Excavations in two submerged cities near Alexandria have uncovered ancient Egyptian treasures linked to the rites surrounding Osiris.
Since 1996, the French archaeologist Franck Goddio and the European Institute of Underwater Archeology (IEASM) have been touring a part of the western Nile Delta that was literally wiped off the map.
From the 4th century to the second half of the 8th, a chain of earthquakes ended up engulfing it. Thanks to the surveys, the ruins of two cities, Canopus and Heracleion, were located, which has made it possible to reconstruct the topography of a region that had great strategic value in ancient Egypt.
In both cities, festivals were celebrated in honor of Osiris, god of death, but also of the regeneration of the Nile.
These are some of the magnificent pieces rescued under the strata of sand sediments and alluvium.
The complete eye (Wadjet) of Horus symbolized unity, the reconstruction of the fourteen parts into which the body of his father, Osiris, was fragmented; a figure allusive to the fourteen days that the crescent Moon needed to complete its circle.
This gold amulet, from the Ptolemaic period (IV-I BC) and found in Heracleion, was very popular: the deceased expected to be recognized as a risen Osiris.
This late-era statue of a pharaoh was found near the temple of Amun-Gereb, at Heracleion. The thousands of votive offerings and bronze statuettes like this one that were presented as offerings are an example of the metal, bronze and lead work characteristic of the first millennium BC.
The priests were craftsmen of the rites, as they are described to us by the famous reliefs in the temple of Hathor at Dendera, in southern Egypt.
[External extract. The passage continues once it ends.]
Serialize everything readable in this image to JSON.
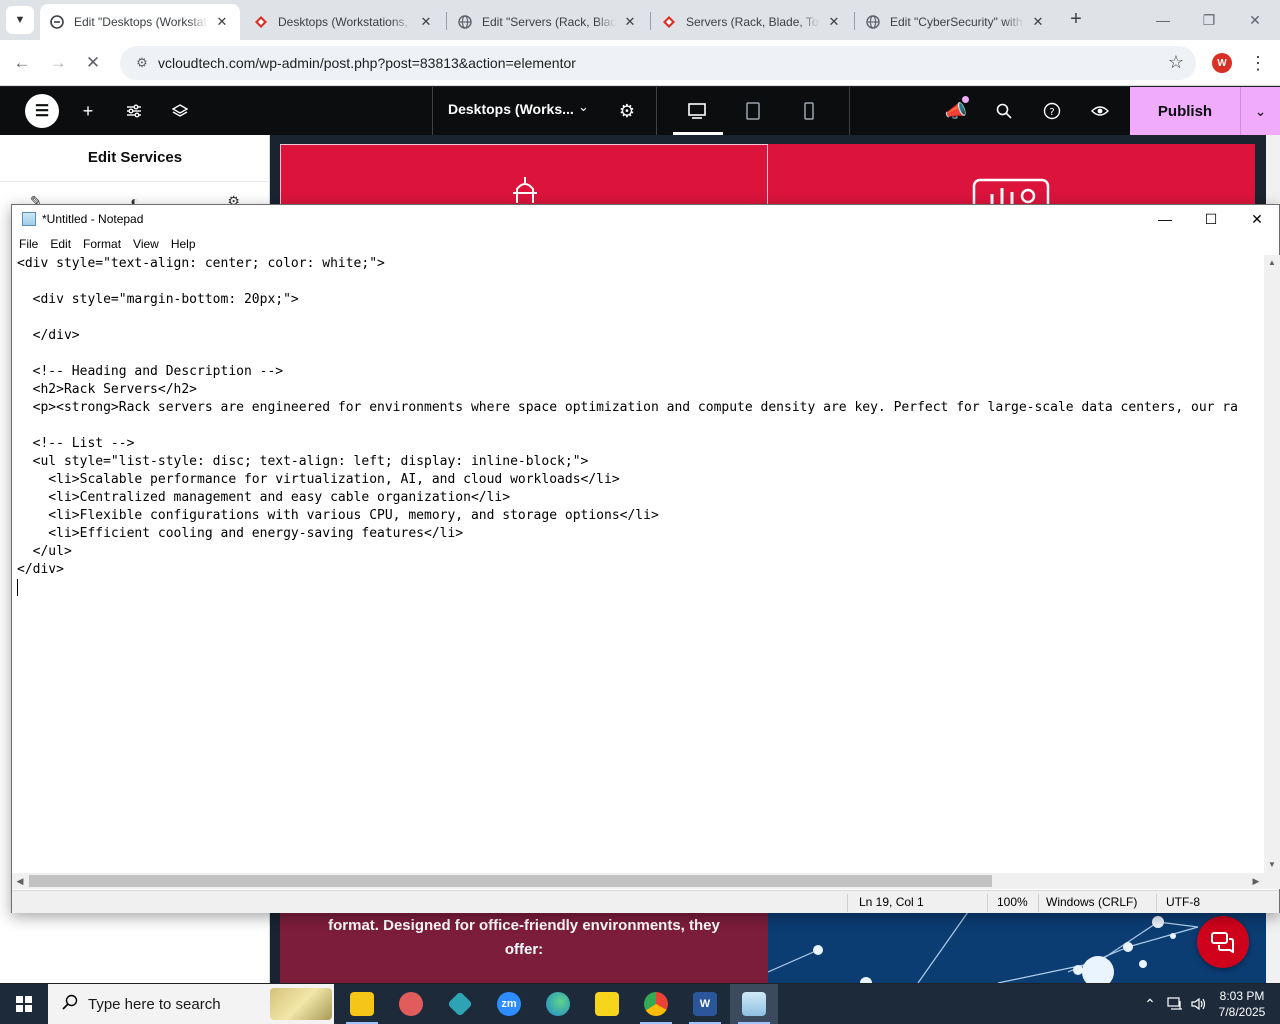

Dressed in masks, they pronounced magic formulas and, above all, kept the secret of the tomb of Osiris. This one, made of black granite and from the Ptolemaic period, appeared in the eastern port of Alexandria.
Lamps played a magical role in Egyptian rites associated with the divine presence. They were used during the Osirian feasts in what Herodotus called the “feast of the Luminaries” in the second of his nine history books. This, made in bronze, dates from between the 4th and 2nd centuries BC and recovered in Heracleion .
Half-buried, here we see one of the many miniature boats found in the canals of the temple of Amun Gereb, in Heracleion. These pieces testify to the naval procession between this city and Canopus.
Made of lead and decorated in a way that imitates papyrus.
Chapel fragment treasures of Osiris
It stands out for its astronomical theme, with a calendar that divides the year into 36 groups of 10 days each, plus the 5 days epagomena (added), and a story about the creation of the world and the stars. It was erected in black granite during the rule of Nectanebo I (380-362 BC).
Photos: Christoph Gerigk © Franck Goddio / Hilti Foundation.